A political linguistics analysis of network television news viewers' discourse
This study observes the linguistic processes of network television news viewers. It seeks to identify news viewers’ ability to resist news ideology. Fourteen viewers accompanied by a spouse, friend, or relative were surveyed about their news viewing habits. These twenty‐eight viewers were then shown television news segments in pairs and then in groups of six to eight, during which the viewers participated in dyadic and group conversations about the news and current political events. The findings indicate that news audiences often challenge newscasts on a surface level and, less often, on a deeper level regarding bias, news producer intentions, and truth claims. However, there is little evidence to suggest that these viewers resisted the ideological codes of the news. This does not mean that they did not have the ability to resist news ideology. Instead, it seems to be unusual for viewers to do so. A major obstacle to news viewer resistance seems to be lack of alternative significations from which to draw when formulating semiotic narratives about news events. © 1992 Howard School of Communications.
Howard Journal of Communications
A political linguistics analysis of network television news viewers' discourse.

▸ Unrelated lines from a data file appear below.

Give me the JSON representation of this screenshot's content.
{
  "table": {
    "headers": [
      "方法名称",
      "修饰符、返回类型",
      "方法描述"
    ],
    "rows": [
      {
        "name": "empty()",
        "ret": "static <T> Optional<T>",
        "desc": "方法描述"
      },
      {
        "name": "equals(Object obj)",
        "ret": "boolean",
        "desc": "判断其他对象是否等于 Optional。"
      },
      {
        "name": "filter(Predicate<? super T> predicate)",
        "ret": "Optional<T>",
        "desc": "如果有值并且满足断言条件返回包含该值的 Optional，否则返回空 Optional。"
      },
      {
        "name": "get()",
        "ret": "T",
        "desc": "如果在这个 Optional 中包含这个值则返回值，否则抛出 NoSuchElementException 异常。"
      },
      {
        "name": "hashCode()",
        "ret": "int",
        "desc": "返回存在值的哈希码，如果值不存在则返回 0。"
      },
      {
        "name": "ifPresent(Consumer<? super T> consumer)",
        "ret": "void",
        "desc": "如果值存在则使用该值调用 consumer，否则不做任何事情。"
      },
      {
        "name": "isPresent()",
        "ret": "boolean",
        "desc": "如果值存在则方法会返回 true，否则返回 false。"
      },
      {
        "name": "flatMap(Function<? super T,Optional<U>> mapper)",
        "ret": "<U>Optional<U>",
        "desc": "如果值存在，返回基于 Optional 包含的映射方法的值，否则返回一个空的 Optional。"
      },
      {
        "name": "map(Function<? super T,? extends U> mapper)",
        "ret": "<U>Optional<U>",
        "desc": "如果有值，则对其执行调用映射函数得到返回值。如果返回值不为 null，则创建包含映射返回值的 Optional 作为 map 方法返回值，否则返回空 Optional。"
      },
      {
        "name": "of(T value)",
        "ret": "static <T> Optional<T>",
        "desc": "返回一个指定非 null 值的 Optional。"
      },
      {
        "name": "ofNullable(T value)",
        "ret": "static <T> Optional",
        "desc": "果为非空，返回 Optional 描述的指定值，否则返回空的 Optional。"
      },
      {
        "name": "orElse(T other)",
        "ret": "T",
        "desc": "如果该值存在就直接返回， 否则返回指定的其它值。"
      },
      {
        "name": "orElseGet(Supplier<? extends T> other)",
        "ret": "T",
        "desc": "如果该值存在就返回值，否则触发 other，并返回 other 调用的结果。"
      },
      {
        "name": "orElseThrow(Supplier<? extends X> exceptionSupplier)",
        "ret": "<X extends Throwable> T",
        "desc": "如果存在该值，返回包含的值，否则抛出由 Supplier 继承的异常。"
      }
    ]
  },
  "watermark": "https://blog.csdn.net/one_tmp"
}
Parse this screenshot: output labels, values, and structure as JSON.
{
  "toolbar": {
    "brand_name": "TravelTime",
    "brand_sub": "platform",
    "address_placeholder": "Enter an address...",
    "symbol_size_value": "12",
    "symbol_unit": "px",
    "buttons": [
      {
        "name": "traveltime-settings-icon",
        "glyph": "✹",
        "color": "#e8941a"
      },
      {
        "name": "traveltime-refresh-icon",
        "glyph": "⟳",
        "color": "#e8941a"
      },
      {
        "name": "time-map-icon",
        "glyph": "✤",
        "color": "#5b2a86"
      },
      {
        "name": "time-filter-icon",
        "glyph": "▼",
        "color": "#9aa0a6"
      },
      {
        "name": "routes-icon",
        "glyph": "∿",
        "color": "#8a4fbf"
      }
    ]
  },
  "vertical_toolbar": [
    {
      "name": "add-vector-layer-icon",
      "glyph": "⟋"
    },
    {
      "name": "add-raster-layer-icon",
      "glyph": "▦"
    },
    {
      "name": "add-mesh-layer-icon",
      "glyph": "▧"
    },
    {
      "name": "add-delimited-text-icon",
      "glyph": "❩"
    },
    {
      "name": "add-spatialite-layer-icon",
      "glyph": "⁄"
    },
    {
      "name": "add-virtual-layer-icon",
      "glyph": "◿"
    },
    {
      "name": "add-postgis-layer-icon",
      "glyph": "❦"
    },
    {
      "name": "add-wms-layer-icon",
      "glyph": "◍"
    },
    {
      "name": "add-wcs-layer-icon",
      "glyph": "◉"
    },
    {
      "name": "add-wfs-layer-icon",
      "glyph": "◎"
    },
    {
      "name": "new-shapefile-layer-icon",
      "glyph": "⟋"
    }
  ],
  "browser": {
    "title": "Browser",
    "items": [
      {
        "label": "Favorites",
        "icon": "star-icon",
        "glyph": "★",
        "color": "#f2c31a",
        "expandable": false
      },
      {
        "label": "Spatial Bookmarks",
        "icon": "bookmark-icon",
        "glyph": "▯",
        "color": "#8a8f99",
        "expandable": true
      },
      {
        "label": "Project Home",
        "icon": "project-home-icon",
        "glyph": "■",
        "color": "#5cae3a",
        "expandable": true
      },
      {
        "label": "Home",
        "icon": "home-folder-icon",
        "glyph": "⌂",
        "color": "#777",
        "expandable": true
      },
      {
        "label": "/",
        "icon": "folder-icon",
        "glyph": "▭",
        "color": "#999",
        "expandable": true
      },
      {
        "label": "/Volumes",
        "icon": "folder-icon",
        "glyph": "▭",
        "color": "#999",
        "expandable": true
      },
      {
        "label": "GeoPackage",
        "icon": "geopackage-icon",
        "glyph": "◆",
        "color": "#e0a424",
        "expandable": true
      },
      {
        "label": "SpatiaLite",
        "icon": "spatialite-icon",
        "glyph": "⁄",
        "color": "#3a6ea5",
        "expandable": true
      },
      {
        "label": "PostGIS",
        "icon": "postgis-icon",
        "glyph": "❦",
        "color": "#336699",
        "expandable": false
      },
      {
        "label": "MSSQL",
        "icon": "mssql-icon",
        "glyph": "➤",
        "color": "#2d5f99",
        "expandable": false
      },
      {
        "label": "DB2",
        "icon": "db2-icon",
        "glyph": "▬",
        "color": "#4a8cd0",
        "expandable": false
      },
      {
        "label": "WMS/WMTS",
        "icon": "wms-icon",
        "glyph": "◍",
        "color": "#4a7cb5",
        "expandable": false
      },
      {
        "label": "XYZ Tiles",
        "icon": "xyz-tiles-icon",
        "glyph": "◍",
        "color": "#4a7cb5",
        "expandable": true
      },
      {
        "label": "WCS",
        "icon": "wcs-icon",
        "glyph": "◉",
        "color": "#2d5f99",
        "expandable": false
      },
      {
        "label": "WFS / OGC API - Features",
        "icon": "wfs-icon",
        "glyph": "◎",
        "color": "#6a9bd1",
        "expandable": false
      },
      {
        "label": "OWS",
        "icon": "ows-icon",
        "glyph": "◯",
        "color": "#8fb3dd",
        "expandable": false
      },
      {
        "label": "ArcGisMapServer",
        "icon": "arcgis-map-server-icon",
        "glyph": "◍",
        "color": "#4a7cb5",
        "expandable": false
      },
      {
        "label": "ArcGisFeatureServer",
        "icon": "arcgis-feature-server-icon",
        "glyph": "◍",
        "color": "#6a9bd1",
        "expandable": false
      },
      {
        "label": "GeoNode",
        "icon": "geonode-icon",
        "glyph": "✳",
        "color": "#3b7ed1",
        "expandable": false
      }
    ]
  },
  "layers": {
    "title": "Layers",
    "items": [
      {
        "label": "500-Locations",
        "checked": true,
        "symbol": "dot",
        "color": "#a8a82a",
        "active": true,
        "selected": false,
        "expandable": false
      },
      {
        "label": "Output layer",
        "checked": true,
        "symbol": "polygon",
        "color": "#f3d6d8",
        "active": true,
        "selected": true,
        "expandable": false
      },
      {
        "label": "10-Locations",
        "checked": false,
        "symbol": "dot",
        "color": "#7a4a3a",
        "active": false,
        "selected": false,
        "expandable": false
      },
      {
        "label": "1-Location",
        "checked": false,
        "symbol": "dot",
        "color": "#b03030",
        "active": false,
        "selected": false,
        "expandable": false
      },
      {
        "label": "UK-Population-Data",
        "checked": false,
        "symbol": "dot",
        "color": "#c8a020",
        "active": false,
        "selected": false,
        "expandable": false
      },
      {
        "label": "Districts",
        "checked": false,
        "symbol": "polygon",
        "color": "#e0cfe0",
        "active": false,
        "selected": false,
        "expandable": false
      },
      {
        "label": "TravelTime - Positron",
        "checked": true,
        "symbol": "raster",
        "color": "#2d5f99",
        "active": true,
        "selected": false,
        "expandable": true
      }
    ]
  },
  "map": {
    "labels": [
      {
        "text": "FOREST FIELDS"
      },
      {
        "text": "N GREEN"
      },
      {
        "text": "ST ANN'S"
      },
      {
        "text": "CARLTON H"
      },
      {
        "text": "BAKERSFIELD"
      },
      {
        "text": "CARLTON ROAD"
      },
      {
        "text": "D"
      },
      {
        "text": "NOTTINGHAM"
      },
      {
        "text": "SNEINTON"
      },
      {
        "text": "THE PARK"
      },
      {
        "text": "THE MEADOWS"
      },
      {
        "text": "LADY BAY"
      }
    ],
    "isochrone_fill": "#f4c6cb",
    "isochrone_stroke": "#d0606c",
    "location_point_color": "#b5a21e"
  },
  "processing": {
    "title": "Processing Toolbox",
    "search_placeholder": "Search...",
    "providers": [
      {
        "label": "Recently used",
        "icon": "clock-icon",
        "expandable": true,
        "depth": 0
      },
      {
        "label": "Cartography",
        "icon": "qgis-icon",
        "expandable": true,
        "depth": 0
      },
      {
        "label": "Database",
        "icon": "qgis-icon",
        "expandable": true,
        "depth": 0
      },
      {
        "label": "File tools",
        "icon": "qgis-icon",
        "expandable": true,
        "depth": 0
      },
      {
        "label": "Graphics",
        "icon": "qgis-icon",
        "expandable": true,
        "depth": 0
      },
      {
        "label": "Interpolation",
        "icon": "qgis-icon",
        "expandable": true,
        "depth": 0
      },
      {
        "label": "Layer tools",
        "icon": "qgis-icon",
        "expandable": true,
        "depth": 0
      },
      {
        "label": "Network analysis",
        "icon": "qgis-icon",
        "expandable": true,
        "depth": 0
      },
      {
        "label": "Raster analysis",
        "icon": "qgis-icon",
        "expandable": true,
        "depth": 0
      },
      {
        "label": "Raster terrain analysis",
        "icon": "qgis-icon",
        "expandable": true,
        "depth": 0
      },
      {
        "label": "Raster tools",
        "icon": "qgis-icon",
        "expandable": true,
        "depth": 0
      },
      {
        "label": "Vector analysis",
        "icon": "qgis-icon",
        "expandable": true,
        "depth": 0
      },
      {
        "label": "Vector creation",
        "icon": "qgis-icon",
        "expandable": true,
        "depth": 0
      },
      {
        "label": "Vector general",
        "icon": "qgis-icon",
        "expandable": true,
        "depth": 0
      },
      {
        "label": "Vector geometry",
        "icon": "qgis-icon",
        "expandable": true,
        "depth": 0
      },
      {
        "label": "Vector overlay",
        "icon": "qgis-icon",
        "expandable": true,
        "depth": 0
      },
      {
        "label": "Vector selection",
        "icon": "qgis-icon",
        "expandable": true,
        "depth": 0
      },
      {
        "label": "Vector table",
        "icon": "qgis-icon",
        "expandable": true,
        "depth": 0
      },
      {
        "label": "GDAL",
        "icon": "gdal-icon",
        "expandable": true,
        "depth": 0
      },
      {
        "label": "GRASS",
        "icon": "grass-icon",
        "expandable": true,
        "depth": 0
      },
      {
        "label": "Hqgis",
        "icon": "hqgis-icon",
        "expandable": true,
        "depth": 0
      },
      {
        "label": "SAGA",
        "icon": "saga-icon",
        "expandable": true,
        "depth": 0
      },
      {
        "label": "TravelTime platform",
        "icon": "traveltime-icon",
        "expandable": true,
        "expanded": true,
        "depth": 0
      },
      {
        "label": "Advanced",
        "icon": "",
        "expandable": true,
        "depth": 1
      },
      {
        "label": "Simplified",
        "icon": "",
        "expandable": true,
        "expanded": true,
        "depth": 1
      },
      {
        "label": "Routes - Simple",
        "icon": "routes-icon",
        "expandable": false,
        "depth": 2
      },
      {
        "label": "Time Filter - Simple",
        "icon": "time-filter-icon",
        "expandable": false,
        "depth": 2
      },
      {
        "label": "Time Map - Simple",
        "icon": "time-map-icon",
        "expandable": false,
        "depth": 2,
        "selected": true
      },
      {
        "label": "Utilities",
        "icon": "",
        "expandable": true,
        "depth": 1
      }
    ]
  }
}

Howard Journal of Communications,
Retrieved from: https://digitalcommons.mtu.edu/michigantech-p/9422